Start of Block
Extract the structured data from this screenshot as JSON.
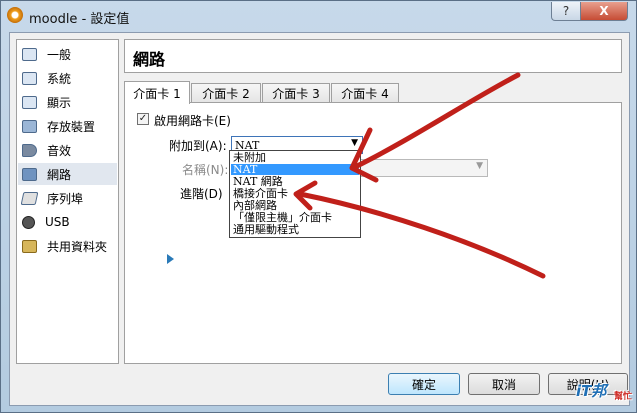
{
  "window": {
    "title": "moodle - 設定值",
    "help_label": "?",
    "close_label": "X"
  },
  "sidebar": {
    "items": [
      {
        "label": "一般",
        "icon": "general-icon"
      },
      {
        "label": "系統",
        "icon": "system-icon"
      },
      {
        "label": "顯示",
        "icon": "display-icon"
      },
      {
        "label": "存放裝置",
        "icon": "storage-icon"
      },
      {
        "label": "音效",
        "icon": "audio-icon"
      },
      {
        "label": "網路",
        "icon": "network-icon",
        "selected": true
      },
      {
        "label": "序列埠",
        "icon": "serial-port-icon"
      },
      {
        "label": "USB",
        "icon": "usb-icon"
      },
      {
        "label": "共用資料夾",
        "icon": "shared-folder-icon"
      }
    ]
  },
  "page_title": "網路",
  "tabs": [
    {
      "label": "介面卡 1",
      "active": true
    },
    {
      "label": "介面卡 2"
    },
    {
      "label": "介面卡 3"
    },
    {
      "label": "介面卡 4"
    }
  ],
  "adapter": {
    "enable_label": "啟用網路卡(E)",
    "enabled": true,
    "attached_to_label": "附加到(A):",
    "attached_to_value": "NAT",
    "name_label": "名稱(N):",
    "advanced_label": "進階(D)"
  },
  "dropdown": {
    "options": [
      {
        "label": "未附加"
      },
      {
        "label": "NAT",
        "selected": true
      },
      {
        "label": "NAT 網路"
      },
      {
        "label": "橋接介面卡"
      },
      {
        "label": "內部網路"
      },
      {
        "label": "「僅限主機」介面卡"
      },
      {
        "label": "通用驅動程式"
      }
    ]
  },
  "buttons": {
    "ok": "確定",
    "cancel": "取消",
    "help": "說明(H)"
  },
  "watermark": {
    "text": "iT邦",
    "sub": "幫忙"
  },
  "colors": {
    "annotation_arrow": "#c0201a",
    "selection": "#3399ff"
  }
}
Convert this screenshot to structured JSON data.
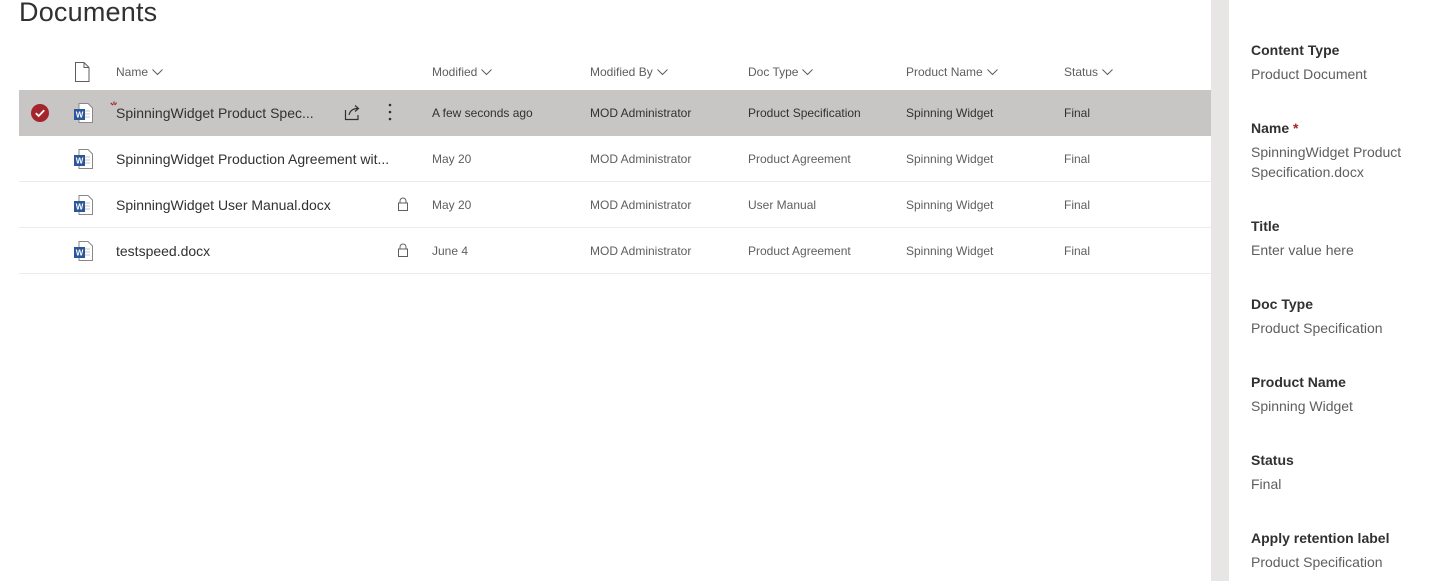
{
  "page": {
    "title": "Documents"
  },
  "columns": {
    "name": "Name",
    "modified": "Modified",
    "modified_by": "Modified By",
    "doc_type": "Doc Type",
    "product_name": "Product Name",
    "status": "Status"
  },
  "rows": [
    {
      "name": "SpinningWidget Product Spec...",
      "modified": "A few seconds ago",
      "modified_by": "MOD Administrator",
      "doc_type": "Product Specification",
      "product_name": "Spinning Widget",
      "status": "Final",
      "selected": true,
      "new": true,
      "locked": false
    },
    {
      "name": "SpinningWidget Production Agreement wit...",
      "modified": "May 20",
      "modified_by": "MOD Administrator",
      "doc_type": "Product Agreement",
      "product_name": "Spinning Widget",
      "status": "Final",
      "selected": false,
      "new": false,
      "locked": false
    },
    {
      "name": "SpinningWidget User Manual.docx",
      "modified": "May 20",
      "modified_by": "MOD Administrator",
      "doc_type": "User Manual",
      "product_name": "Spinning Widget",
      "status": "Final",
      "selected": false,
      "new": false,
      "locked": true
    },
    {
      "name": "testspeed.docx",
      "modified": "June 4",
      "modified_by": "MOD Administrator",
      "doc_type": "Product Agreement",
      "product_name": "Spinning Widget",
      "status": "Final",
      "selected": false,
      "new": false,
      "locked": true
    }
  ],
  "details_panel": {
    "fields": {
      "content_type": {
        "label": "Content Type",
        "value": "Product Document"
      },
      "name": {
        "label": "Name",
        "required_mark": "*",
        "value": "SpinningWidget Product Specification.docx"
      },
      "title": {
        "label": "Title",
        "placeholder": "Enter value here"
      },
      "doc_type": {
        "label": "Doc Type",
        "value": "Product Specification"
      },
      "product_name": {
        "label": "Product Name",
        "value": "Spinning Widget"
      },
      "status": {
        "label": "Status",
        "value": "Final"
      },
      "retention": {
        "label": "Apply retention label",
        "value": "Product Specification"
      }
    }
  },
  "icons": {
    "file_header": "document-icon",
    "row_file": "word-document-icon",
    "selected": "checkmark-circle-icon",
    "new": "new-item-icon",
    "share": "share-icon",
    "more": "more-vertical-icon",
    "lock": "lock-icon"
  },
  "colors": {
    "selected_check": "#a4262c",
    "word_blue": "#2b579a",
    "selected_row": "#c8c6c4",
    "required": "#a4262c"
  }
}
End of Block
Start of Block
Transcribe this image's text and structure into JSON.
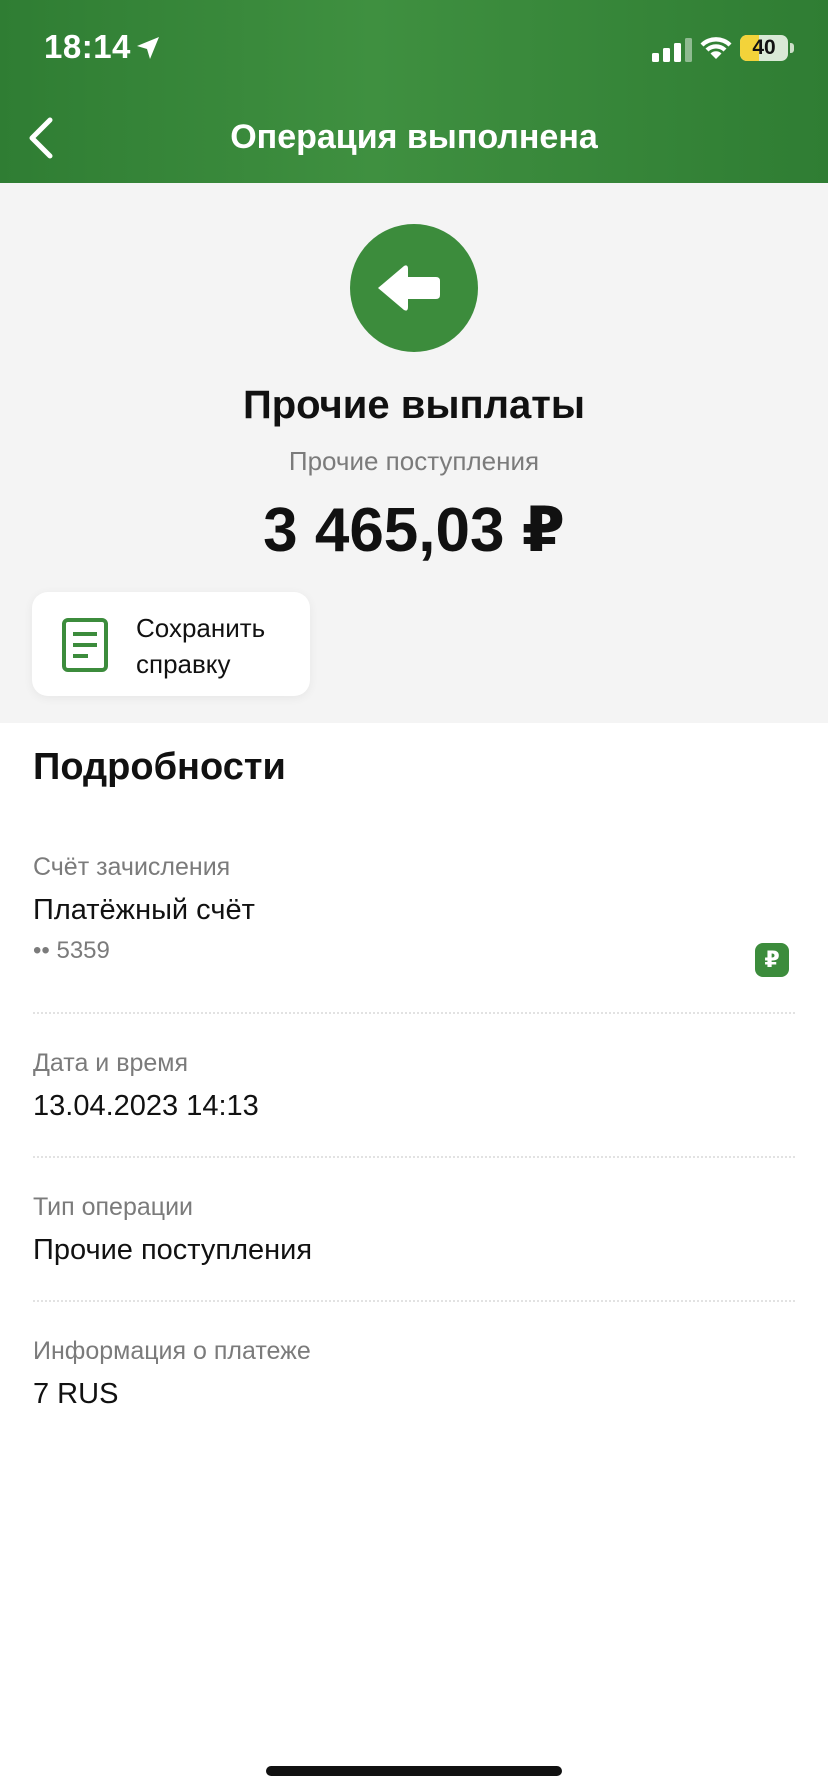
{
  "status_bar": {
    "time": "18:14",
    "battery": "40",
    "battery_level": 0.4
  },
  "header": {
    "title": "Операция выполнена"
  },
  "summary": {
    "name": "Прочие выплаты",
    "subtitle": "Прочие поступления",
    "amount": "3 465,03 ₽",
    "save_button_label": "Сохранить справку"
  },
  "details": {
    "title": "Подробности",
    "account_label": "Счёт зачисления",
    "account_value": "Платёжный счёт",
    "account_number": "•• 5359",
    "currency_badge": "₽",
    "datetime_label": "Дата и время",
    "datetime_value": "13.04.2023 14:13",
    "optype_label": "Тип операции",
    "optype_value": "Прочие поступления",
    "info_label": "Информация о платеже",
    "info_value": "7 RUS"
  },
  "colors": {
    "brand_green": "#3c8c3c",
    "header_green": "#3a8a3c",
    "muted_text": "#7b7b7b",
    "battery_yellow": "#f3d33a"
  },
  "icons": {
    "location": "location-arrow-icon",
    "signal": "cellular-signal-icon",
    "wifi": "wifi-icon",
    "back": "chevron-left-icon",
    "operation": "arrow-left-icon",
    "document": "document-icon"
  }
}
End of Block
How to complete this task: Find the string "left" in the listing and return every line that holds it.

Solution to the problem:
    "back": "chevron-left-icon",
    "operation": "arrow-left-icon",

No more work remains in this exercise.